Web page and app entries

------------------------------------

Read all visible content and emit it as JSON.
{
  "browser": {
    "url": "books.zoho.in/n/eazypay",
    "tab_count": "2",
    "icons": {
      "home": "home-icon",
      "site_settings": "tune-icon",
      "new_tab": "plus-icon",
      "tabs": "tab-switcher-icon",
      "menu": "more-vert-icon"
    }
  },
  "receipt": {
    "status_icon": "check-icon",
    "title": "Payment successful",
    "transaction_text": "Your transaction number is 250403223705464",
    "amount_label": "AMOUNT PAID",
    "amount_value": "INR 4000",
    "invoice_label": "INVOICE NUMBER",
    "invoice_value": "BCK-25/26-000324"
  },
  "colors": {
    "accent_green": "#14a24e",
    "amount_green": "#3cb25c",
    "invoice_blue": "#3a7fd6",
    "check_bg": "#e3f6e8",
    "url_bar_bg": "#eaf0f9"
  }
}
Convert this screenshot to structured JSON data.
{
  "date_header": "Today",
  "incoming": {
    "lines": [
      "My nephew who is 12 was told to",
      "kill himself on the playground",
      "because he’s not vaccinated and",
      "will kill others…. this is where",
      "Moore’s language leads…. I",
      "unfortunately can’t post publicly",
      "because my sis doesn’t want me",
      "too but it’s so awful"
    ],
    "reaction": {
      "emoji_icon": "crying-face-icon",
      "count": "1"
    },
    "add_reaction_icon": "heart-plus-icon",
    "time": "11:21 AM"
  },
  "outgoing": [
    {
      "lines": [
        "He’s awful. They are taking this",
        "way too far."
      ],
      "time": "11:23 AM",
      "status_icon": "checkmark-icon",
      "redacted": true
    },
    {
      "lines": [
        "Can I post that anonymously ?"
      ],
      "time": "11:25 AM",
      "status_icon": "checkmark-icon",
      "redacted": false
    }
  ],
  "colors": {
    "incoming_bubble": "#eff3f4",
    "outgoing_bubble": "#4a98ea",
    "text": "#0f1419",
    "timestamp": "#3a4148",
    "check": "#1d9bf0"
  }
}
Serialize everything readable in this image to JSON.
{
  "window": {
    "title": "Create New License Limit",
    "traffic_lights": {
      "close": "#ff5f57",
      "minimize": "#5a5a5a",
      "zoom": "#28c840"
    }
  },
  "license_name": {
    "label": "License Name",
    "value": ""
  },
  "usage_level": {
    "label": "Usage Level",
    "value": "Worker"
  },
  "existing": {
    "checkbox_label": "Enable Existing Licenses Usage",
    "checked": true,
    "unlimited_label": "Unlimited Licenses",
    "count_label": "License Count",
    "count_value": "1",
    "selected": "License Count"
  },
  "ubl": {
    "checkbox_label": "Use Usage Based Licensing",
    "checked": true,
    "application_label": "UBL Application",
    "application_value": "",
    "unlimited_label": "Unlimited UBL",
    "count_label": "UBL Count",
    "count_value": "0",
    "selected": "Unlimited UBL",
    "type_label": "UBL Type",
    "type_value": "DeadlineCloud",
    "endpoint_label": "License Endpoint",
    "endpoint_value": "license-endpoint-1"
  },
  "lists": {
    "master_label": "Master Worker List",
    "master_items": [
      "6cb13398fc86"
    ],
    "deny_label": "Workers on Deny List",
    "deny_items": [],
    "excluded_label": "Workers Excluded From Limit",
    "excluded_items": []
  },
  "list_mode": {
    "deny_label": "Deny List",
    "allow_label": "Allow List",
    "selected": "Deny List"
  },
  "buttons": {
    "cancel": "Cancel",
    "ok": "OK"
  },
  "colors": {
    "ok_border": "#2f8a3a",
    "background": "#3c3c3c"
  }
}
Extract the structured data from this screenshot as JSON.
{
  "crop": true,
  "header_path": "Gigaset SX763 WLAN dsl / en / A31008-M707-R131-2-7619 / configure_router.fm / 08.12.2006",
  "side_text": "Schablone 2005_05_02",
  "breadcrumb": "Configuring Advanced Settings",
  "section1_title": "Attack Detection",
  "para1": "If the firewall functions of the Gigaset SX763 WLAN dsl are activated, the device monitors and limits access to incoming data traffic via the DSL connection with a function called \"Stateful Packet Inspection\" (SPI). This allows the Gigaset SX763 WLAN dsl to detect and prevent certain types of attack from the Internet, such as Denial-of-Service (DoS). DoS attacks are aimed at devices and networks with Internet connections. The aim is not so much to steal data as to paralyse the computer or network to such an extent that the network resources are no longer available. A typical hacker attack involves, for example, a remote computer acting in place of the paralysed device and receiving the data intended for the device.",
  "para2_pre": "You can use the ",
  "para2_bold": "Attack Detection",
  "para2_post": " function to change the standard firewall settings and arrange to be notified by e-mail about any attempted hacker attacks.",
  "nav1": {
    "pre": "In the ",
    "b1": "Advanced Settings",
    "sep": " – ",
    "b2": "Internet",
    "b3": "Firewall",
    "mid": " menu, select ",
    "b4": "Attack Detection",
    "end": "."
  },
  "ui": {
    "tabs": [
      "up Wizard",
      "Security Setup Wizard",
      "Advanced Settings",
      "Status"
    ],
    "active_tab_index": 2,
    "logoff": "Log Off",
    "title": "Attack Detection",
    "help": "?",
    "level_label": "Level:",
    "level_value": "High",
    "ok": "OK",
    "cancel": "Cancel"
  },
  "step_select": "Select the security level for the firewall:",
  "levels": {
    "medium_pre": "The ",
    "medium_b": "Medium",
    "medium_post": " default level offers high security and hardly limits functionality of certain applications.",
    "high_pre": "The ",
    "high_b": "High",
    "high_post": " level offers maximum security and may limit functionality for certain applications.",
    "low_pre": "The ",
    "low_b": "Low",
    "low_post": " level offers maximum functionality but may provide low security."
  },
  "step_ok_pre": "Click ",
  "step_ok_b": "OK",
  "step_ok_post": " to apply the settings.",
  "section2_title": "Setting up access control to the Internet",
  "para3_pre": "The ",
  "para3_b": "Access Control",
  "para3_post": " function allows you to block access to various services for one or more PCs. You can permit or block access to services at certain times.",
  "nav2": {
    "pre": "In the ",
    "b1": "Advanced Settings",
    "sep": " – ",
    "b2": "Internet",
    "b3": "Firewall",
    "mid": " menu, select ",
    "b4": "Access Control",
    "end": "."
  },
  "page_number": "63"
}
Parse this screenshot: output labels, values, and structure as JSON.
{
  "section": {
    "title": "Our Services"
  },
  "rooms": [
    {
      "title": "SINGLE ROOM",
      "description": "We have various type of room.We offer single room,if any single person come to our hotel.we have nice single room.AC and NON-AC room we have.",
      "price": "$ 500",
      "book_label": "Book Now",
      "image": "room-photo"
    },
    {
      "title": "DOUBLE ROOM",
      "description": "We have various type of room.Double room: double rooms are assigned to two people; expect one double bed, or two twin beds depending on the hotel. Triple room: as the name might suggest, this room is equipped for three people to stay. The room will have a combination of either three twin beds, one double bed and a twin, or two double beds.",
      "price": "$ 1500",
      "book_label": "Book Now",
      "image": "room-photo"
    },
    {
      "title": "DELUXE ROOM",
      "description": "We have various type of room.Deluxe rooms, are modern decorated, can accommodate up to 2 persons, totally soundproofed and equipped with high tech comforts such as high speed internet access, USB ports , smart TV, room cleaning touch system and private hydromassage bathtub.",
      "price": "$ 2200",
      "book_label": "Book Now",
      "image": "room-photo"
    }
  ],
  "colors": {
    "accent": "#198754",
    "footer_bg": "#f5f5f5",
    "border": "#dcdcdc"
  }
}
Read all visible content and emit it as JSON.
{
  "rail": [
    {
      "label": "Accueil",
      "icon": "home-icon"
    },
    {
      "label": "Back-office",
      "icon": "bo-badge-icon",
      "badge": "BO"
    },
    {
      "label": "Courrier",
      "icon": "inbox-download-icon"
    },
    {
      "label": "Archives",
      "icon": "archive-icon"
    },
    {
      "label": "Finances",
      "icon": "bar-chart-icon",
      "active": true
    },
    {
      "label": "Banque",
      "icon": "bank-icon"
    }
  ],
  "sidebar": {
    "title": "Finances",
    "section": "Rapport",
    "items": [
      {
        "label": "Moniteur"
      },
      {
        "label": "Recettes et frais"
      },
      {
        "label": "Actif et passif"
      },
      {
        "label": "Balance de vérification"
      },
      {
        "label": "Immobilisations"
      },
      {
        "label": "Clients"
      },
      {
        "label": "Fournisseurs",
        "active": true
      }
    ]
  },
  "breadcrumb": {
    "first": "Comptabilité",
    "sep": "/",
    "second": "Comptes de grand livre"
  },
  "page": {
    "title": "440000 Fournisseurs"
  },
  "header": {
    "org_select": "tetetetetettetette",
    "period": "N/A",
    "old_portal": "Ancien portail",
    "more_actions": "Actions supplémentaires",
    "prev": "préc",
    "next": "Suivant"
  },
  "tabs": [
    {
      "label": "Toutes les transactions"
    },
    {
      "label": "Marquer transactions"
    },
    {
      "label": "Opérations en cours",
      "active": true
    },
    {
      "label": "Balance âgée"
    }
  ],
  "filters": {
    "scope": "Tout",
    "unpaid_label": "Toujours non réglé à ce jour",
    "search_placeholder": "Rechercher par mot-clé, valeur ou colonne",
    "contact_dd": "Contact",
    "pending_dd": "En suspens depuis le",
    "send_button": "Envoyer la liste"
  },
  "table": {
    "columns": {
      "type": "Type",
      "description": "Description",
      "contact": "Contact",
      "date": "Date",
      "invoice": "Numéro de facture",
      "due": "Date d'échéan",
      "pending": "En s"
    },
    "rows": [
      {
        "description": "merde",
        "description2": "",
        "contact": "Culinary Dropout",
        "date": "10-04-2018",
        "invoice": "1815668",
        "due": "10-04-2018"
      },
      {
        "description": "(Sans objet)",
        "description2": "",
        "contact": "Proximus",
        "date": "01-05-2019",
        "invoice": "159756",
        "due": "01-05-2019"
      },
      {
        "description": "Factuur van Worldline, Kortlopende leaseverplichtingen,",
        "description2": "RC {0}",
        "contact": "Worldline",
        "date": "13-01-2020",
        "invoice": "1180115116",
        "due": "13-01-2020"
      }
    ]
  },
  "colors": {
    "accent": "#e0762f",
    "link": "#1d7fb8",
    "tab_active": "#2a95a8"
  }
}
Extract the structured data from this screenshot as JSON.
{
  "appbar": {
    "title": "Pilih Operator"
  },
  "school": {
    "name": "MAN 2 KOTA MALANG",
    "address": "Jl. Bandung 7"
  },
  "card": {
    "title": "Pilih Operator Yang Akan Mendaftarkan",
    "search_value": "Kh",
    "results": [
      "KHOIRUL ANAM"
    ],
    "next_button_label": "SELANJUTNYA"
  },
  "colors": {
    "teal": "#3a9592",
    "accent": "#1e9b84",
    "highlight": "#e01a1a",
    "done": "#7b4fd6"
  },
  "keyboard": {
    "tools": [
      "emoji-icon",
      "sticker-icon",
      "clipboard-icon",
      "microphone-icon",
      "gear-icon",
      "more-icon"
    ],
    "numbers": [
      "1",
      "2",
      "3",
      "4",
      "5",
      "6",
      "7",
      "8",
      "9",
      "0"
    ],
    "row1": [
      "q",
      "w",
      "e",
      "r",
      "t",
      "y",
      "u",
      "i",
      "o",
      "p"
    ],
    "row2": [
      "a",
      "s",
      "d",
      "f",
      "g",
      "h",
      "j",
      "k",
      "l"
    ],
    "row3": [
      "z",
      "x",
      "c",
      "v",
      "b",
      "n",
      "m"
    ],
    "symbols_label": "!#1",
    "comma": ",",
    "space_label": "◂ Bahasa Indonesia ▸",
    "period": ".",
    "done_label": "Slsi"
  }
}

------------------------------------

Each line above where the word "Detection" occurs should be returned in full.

  "section1_title": "Attack Detection",
  "para2_bold": "Attack Detection",
    "b4": "Attack Detection",
    "title": "Attack Detection",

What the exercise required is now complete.